A study of faculty, administrative, and staff perceptions of the climate for shared governance at appalachian college association member institutions [thesis]

Tanya L. Easton
A total of 12 different institutions from all five states in the ACA participated in the study. Participants included faculty, staff, and administrators who were identified by their presidents or vice presidents for academic affairs as most knowledgeable about the shared governance and decision-making process on their campus. The survey, developed under the auspices of the AAUP to gauge the climate for governance, was distributed via an online link e-mailed to 480 faculty, administrators, and
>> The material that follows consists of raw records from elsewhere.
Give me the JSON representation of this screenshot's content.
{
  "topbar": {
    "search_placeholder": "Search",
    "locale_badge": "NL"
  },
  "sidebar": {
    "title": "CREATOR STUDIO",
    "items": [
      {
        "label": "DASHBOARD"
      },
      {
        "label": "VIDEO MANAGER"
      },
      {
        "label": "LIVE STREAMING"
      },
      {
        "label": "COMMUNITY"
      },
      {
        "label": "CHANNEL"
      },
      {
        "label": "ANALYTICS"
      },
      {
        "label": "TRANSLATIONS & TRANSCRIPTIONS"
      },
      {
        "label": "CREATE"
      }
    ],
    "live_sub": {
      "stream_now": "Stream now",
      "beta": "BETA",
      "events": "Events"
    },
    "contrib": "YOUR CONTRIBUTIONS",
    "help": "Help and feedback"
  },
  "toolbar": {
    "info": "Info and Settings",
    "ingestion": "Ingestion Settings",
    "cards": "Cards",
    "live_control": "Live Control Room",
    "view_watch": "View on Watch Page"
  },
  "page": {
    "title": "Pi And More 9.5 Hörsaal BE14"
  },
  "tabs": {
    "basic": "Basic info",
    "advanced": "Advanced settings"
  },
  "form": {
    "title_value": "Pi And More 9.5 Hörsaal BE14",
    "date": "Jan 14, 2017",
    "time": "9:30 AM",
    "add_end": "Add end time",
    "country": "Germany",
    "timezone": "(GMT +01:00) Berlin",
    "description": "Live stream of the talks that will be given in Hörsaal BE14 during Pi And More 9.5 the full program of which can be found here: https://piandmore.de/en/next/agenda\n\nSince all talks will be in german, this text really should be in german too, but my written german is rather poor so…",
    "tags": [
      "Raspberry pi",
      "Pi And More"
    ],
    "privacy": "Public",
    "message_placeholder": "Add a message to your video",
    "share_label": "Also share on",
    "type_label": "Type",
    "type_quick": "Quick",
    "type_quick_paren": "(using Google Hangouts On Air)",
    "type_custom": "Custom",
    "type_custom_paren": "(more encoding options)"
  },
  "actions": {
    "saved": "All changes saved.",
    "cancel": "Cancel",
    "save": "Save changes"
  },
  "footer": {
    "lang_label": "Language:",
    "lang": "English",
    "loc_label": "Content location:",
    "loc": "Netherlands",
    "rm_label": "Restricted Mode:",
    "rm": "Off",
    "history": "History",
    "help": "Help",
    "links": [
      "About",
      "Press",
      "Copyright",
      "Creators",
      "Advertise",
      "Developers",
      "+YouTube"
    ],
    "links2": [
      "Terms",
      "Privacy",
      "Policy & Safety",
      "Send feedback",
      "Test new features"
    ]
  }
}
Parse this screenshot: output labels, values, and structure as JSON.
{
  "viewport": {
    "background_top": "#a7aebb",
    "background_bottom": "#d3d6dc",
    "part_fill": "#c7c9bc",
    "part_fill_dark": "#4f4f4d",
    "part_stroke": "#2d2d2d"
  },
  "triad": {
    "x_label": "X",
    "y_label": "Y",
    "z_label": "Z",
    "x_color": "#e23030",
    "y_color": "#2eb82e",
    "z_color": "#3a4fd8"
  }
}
more » ... ministrators, and staff during the Fall 2013 and Spring 2014 semesters. A total of 176 survey responses were received, representing a response rate of 36.66%. The 29-item anonymous survey included three optional demographic questions, allowing respondents to indicate gender, status as tenured or non-tenured faculty member, a cabinet-level administrator or lower-level administrator, a staff member, and years in higher education. The survey used a five-point ordinal Likert scale to indicate level of agreement--including -I don't know‖-with 26 statements about each of the following seven shared governance standards: institutional climate, institutional communication, the board's role, the president's role, the faculty's role, joint decision making, and structural arrangements. Descriptive statistics were used to analyze and describe the survey results for each of four research questions. The results of this study indicated there were different perceptions between tenured and nontenured faculty on a number of the seven standards relative to the climate for shared governance, and between cabinet-level administrators and lower-level administrators, with the latter representing the largest group of respondents (52) in the study. Staff members' responses indicated that they were least informed about shared governance on their campuses compared to faculty and administrators. While the majority of respondents indicated there was a climate of collegiality and respect on their campuses, survey results indicated a lack of knowledge about shared governance at some ACA schools. Recommendations for practice and for research were included.
doi:10.33915/etd.223 fatcat:mvya5jxjnzc7de4pzeifhzfdsy